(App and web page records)
- - -

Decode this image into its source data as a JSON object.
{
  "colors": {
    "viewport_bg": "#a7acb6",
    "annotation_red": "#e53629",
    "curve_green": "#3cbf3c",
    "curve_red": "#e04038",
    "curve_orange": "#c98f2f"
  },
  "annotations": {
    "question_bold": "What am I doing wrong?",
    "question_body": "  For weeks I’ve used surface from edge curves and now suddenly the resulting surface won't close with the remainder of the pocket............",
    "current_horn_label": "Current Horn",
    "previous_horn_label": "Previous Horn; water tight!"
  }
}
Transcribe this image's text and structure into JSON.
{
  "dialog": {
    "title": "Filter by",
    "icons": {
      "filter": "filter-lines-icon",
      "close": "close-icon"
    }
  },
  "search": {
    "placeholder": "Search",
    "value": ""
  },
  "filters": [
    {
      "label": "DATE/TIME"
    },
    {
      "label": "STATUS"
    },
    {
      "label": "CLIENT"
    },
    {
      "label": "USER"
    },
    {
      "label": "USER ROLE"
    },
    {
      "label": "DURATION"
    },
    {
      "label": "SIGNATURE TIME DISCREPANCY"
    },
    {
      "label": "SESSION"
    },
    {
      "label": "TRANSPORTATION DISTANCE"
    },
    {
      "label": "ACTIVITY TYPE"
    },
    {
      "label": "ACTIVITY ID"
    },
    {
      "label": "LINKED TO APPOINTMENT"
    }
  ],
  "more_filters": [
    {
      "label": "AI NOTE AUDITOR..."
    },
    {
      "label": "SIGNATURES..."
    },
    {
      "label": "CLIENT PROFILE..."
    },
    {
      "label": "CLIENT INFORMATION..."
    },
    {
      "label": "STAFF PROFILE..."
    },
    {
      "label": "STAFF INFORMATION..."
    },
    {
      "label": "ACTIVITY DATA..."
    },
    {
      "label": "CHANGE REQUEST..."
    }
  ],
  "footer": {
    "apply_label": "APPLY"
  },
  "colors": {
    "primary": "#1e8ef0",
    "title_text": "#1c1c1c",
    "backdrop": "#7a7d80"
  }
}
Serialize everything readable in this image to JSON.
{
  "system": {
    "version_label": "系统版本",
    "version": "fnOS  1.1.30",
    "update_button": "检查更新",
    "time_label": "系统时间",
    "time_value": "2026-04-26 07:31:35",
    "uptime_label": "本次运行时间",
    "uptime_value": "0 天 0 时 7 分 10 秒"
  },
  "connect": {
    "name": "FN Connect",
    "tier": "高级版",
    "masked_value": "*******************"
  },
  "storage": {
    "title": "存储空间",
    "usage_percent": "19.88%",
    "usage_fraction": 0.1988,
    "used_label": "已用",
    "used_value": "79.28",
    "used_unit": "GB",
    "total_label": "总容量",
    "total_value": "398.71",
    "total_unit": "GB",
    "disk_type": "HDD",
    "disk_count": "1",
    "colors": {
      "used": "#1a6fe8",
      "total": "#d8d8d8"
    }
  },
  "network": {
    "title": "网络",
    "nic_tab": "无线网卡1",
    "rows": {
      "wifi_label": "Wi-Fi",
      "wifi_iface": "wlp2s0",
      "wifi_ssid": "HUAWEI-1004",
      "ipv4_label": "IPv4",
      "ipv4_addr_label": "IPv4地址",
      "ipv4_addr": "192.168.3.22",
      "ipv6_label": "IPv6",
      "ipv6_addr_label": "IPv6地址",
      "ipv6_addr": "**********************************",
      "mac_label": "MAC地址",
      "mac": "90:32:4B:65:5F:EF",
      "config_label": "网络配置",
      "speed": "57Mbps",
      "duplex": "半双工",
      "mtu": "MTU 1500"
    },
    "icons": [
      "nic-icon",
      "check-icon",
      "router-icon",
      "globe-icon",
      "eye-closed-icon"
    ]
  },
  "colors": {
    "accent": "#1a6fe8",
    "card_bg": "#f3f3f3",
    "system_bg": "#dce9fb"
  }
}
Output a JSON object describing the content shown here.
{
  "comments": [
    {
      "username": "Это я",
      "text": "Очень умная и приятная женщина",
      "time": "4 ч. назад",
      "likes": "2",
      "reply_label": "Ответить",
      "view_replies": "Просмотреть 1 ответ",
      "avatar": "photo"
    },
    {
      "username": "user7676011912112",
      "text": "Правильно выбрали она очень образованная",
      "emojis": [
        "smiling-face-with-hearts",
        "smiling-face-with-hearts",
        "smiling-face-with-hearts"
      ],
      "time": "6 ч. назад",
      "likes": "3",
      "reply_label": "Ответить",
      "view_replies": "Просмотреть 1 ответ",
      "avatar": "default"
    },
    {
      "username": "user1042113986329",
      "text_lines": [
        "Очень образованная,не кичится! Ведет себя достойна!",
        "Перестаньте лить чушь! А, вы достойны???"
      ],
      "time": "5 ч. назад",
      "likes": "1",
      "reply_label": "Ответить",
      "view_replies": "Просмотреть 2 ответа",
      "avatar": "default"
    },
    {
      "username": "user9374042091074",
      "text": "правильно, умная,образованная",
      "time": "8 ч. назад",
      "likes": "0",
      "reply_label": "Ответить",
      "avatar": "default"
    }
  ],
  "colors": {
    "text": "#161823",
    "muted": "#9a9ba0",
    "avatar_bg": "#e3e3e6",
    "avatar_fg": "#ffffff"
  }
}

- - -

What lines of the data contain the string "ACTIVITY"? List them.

Task output »
      "label": "ACTIVITY TYPE"
      "label": "ACTIVITY ID"
      "label": "ACTIVITY DATA..."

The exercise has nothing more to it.